This is the story of one of those pandemic-influenced places I found myself in. 

On November 20, 2020, the BC government announced it was mandatory to wear surgical-type masks in all indoor public and retail places.

On November 21, the very next day, I lost my awfully-expensive-to-me front partial dentures, somewhere at the bottom of Powell Lake. Most likely, I imagined, in the Shinglemill marina area where they still, most probably, reside.

At that moment, I thought they might have come to rest near a 1970s stubby beer bottle coated in green algae and a busted pair of outdated sunglasses.

Realizing I was without a manufactured, but nonetheless, quite important body part, I informed my partner of my situation. I’m an introvert, however, my bestie is what would be considered, by any imaginable standard, the opposite.

Without warning, she was on her phone contacting a professional diver friend before I could tell her the teeth could, possibly, be somewhere else. I was not totally sure.

I’m the type of person who misplaces things so often, I have a developing science-based theory of another universe that my stuff regularly falls into.

On the dock, someone yelled a hello, “how’s it going” salute from a few dock fingers over. Without a pause and with higher decibels my partner replied: “Rob dropped his teeth in the lake, I’m phoning the diver!”

I’m 5’9” in height, however, at that moment, I saw life from the perspective of a really short Barbie doll. At least it felt like that.

To quickly return to the mental health nature of my article, smiling was never my strongest attribute in life. I’m not completely sure why, but from a fairly young age, I needed drugs and/or alcohol to replicate a smile in a public setting. I know there are a lot of people who have, or have had, similar experiences.

Smiling with a mostly toothless scenario in the front part of my mouth would be like trying to make a snowman on your sun-bleached front lawn during a mid-summer heat wave; it just is not going to happen.

Well, that is where the provincial order of the wearing of surgical masks in public reenters the scenario.

As you can imagine, behind the government-mandated surgical mask, I can smile as toothless and big as I desire without much effort.

Current brain-mapping technology is revealing that a sincere smile is a physical manifestation of a healthy mind. Good things are happening with the 86 billion neurons in your excited brain when you smile.

I’m still smiling behind my government-mandated mask and without front teeth. I think, like taking off training-wheels on a child’s bicycle, I’ll be smiling alcohol-free, drug-free and mask-free in the not too far future.
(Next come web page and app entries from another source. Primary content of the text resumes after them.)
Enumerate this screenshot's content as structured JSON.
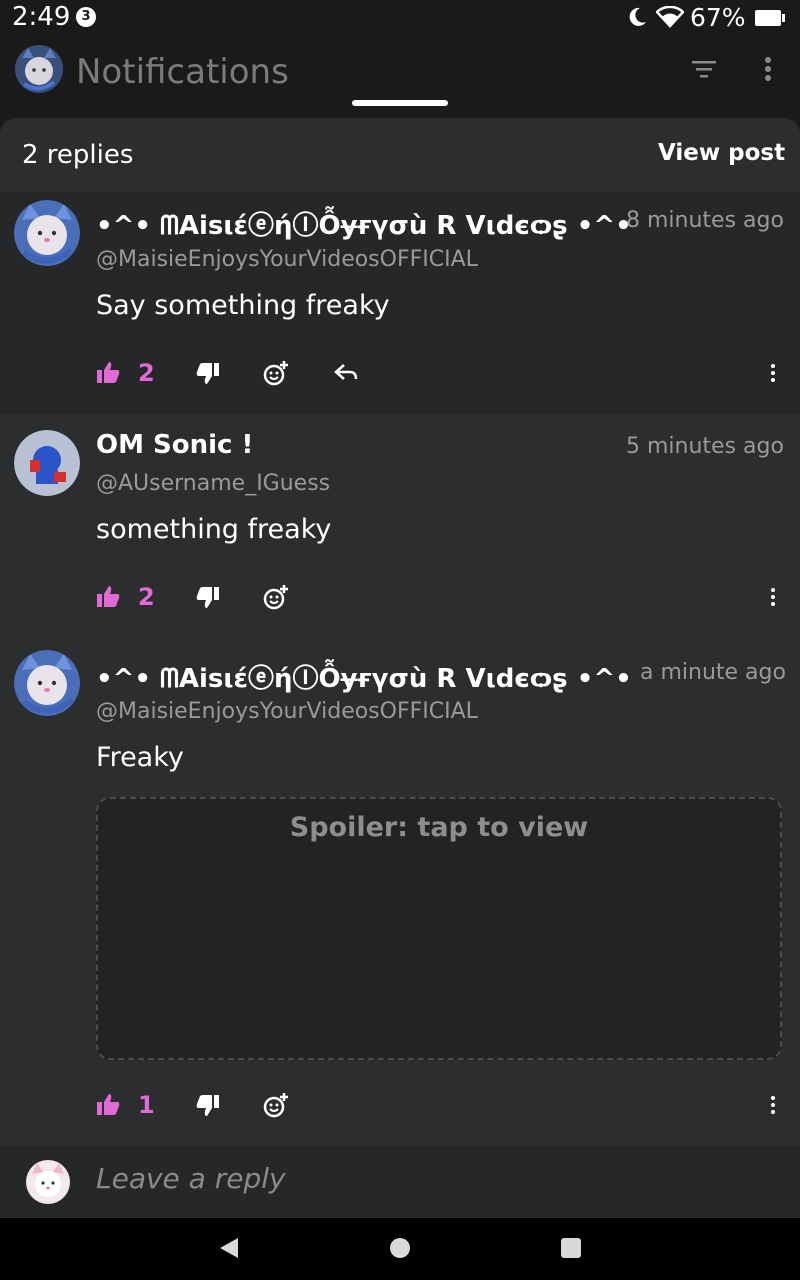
{
  "status_bar": {
    "time": "2:49",
    "notification_count": "3",
    "battery": "67%"
  },
  "header": {
    "title": "Notifications",
    "icons": [
      "filter-icon",
      "more-vert-icon"
    ]
  },
  "sheet": {
    "replies_count": "2 replies",
    "view_post_label": "View post"
  },
  "comments": [
    {
      "author": "•^• ᗰAisιέⓔήⒾỖɏғүσù R Vιdєѻʂ •^•",
      "handle": "@MaisieEnjoysYourVideosOFFICIAL",
      "time": "8 minutes ago",
      "text": "Say something freaky",
      "likes": "2",
      "liked": true,
      "has_reply_action": true
    },
    {
      "author": "OM Sonic !",
      "handle": "@AUsername_IGuess",
      "time": "5 minutes ago",
      "text": "something freaky",
      "likes": "2",
      "liked": true,
      "has_reply_action": false
    },
    {
      "author": "•^• ᗰAisιέⓔήⒾỖɏғүσù R Vιdєѻʂ •^•",
      "handle": "@MaisieEnjoysYourVideosOFFICIAL",
      "time": "a minute ago",
      "text": "Freaky",
      "spoiler_label": "Spoiler: tap to view",
      "likes": "1",
      "liked": true,
      "has_reply_action": false
    }
  ],
  "reply_bar": {
    "placeholder": "Leave a reply"
  },
  "colors": {
    "accent_pink": "#e06ad6",
    "background": "#1a1a1a",
    "card": "#2c2d2f"
  }
}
The pandemic has taken us to places we would rather not be, still, sometimes, you just have to laugh at it all. It will not instantaneously make everything better, however, it will point you in the direction of better times ahead. That is a certainty backed by science.

Robert Skender is a Powell River freelance writer and health commentator.